Maroon and Gamer: Actions have consequences

If you’re like me, you like to have your investment repaid in some way, shape or form. In the case of Mass Effect 3, it chose to end in the most 180 degree way possible. I was angry and upset; you know what I did? I went to my friends who had played the game and discussed in a civil manner why the ending to Mass Effect 3 was disappointing. We conversed about how space magic and different colors in an ending leaves the player wanting something more.

What I did not do is jump on the developer’s and publisher’s (Bioware and Electronic Arts respectively) forums and kick and scream that the ending was bad. I did not create Facebook groups or online petitions called “Retake Mass Effect.” I did not do that because that is not how art forms should be discussed. Bioware answered the call of the pissed off Mass Effect fans and gave them an extended look at the ending. But the damage had already been done.

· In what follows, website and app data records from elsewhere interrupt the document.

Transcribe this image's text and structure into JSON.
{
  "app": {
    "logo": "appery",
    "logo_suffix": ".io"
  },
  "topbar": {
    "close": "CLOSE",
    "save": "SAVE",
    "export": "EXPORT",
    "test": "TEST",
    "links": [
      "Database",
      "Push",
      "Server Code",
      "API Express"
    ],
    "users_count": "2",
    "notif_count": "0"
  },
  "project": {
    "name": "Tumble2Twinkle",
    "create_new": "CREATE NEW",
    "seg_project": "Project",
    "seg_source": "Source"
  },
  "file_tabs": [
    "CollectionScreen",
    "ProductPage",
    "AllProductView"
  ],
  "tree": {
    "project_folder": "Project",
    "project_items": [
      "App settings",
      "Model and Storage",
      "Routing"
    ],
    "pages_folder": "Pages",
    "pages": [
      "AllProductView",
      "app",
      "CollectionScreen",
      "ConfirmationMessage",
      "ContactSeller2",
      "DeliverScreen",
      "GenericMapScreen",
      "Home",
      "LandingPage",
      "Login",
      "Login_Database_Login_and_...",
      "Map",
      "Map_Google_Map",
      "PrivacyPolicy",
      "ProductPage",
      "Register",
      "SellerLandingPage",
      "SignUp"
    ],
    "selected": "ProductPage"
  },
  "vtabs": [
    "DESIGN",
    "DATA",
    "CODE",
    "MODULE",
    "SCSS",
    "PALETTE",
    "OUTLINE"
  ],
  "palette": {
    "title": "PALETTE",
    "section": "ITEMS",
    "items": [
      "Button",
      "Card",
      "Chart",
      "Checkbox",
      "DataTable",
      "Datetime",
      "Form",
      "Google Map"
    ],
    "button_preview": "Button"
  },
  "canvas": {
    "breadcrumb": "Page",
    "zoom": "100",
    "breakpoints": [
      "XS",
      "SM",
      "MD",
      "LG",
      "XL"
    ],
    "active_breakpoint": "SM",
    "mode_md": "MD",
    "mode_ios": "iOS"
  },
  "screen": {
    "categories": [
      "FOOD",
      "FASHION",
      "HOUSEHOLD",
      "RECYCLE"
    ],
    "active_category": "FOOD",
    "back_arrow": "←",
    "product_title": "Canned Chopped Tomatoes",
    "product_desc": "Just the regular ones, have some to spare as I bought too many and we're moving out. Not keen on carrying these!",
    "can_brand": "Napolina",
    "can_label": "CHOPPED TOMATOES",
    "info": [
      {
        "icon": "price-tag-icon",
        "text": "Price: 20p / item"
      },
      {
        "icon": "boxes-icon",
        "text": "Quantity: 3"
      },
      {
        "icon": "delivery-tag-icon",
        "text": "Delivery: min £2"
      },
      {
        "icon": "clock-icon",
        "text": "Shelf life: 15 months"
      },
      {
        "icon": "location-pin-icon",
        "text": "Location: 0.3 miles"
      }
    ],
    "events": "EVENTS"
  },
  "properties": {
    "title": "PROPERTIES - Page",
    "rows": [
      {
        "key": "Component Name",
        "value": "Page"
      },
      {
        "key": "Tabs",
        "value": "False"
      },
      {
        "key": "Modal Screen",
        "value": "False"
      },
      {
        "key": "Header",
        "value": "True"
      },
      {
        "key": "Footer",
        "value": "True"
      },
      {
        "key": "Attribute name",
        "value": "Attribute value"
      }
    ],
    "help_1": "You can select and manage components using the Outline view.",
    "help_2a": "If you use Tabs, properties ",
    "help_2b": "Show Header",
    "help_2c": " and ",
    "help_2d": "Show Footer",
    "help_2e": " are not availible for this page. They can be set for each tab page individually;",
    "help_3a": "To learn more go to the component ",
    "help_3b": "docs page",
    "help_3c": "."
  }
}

And then it was announced that the co-founders of Bioware left on Sept. 18. Ray Muzyka left on a higher note saying that:

“I now desire to take on a brand new entrepreneurial challenge,” he says. “Likely focus on an entirely new industry — the field of social/impact investing.”

While Greg Zeschuk’s statement made the mood feel less so:

“This decision isn’t without significant pain and regret, but it’s also something I know I need to do,” Zeschuk says. “I’ve reached an unexpected point in my life where I no longer have the passion that I once did for the company, for the games and for the challenge of creation.”

But there is another side to this retirement where the responsibility can be placed upon the fans.

According to Now Gamer, “Ex-Bioware co-founder, Trent Osner, believes the negative fan reaction to Mass Effect 3 and Star Wars: The Old Republic could have attributed to Ray Muzkya and Greg Zeschuk’s decision to leave Bioware and the games industry.”

Osner says that the last time I met up with Zeschuk, he felt his exhaustion.

To have the fans creating petitions against the work is pretty hard to take, especially when you’ve spent the last few years cruching overtime to try and ship a game,” he says. “I’m sure the internal culture at EA had pinned the Old Republic conversion to free to play as a failure and hung that completely on Ray.”

All I have to say to my readers is this:  the next time you feel angry about something and you need an outlet, please use Microsoft Word and expel your thoughts to yourself.

 

Follow me on Twitter @MaroonandGamer or send me an email to shfawcet@asu.edu